Motivation: It’s always good to begin with a motive to figure something out, go deeper into the research, problems, questions, and interpretive frameworks for a topic that we began exploring in the seminar.
Using the approaches, theories, and methods in the seminar, develop a topic for an extended essay with examples or cases to interpret or apply your ideas. Your essay should present evidence and argument that draws on the research literature(s) of the relevant fields. Interdisciplinary work requires a statement of methods being used and combined.
In developing your thinking as a graduate student, it’s especially important to work out your own synthesis of theories, methods, approaches, and concepts that allow you to make discoveries and connect your work to the larger conversation and the ongoing questions that define the research communities you are participating in.
Your essay should be about the equivalent of about 15 pages of traditional writing, and with a fully developed set of references and links to relevant sources. Be as creative as possible with the Web environment of your essay.
Required Structure for Presenting Your Argument
For the structure of your argument in a professional research essay (in any format), refer to my Writing to be Read: A Rhetoric For Writing in the Post-Digital Era. Follow the guidelines there for a successful structure to the presentation of your argument and research. This is the main required structure:
- Abstract: Most journal articles in all fields now require an abstract for a summary view of main points and findings. It’s good practice to get into the habit of writing an abstract for every paper. (Writing the abstract comes toward the end of the research and writing process for a project, and will help clarify your thinking and tighten up the written presentation.)
In 5-6 sentences, state your (1) your research question in a brief context of the field(s) you are working in; (2) your main point(s) or hypothesis, (3) key concepts, methods, and/or approaches you use; (4) the evidence, examples, and/or research data you will interpret.
- Introduction: establishing your topic and approach, stating your research question, and your main thesis [what the essay is about]. It’s good practice to summarize your main sources and methods that provide the framework for your thesis. Your thesis is a summary of your conclusion.
- Main body of the essay: paragraphs organized to support your argument with analysis, interpretation of cases, examples and/or evidence.
- Conclusion: wrap up your main point and significance of your work, how it connects to questions in the field you are working in.
- List of Web sources and links (you can combine with the whole bibliography if preferred)
- Bibliography, References, or Works Cited/Consulted List: all the relevant materials you have considered or want to reference to support your essay in a standard citation style (see below).
References and Citations
At the end of your essay, use a Bibliography or Works Cited / Works Consulted list in your chosen citation style.

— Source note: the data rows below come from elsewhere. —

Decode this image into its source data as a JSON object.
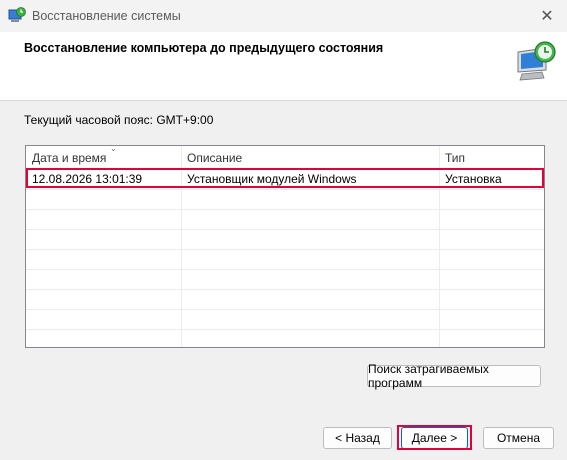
{
  "window": {
    "title": "Восстановление системы",
    "close_glyph": "✕"
  },
  "header": {
    "heading": "Восстановление компьютера до предыдущего состояния"
  },
  "timezone": {
    "label": "Текущий часовой пояс: GMT+9:00"
  },
  "table": {
    "columns": [
      "Дата и время",
      "Описание",
      "Тип"
    ],
    "rows": [
      {
        "date": "12.08.2026 13:01:39",
        "description": "Установщик модулей Windows",
        "type": "Установка"
      }
    ]
  },
  "buttons": {
    "scan": "Поиск затрагиваемых программ",
    "back": "< Назад",
    "next": "Далее >",
    "cancel": "Отмена"
  },
  "colors": {
    "highlight": "#e0003a",
    "accent": "#0067c0"
  }
}
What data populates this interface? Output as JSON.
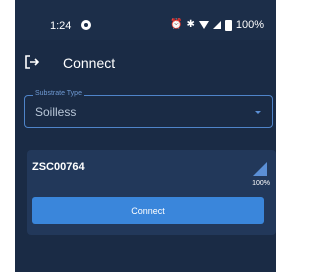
{
  "status_bar": {
    "time": "1:24",
    "battery_text": "100%",
    "icons": [
      "app-notification-icon",
      "alarm-icon",
      "bluetooth-icon",
      "wifi-icon",
      "cell-signal-icon",
      "battery-icon"
    ]
  },
  "app_bar": {
    "title": "Connect",
    "nav_icon": "logout-icon"
  },
  "substrate_field": {
    "label": "Substrate Type",
    "value": "Soilless"
  },
  "device": {
    "name": "ZSC00764",
    "signal_text": "100%",
    "signal_level": 1.0,
    "connect_label": "Connect"
  },
  "colors": {
    "background": "#1a2b45",
    "card": "#22385a",
    "accent": "#3a86db",
    "outline": "#4f84c9"
  }
}
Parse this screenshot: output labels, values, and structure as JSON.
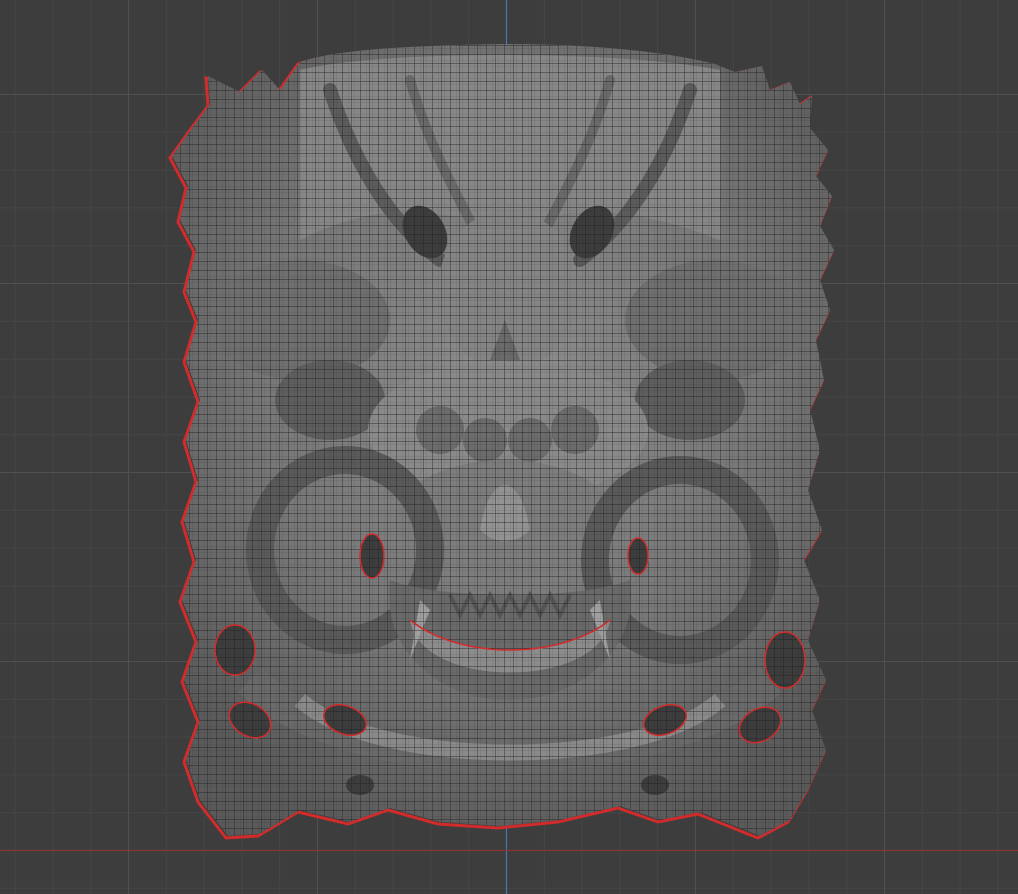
{
  "viewport": {
    "background_color": "#3d3d3d",
    "grid_minor_color": "#464646",
    "grid_major_color": "#505050",
    "axis_y_color": "#4a76b3",
    "axis_x_color": "#8a3434",
    "mesh_fill_color": "#7a7a7a",
    "mesh_wire_color": "#1e1e1e",
    "mesh_highlight_color": "#9c9c9c",
    "mesh_shadow_color": "#4d4d4d",
    "outline_color": "#d12b2b",
    "object_name_icon": "demon-mask-mesh-icon"
  }
}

Document all sources, references, and relevant background on your topic. Your reference “bibliography” can include any relevant form of media that supports your argument. (Use embedded media only to support your argument or as key examples in your research, not as embellishments.)
Like all research papers, you must use research sources that would be recognized in the field(s) that you are in conversation with. This means, you cannot cite or quote Wikipedia articles or a non-specialist’s personal blog as references. (Wikipedia may be useful for basic fact checking, but it is not a primary source for research — unless, of course, Wikipedia is the topic.)
Citation Style/Format: Use the documentation format of either the humanities or social sciences. Refer to the following online guides for a quick summary of citation styles:
- Diana Hacker’s Bedford-St. Martins Guide (good guide to MLA or APA citation styles)
- Georgetown University Library Citation Guides
Create the Web Space for Your Final Essay Project
To set up your essay, simply create a new “post” and choose the “Final Project” Category for your final project. Read other students’ essays from earlier semesters for good models: the essays that stand out will be those with a good structure to the argument and good use of research material and sources. You may also find references that you can use in your own research.
Using and Maintaining Your Essay After You Finish the Course
Your essay and the fixed URL for your page will remain available for reference, for linking (blogs, social media), and for job or academic applications in the future. You will be able to update and revise your essay for as long as you have access to the Georgetown Digital Commons with your GU NetID and password.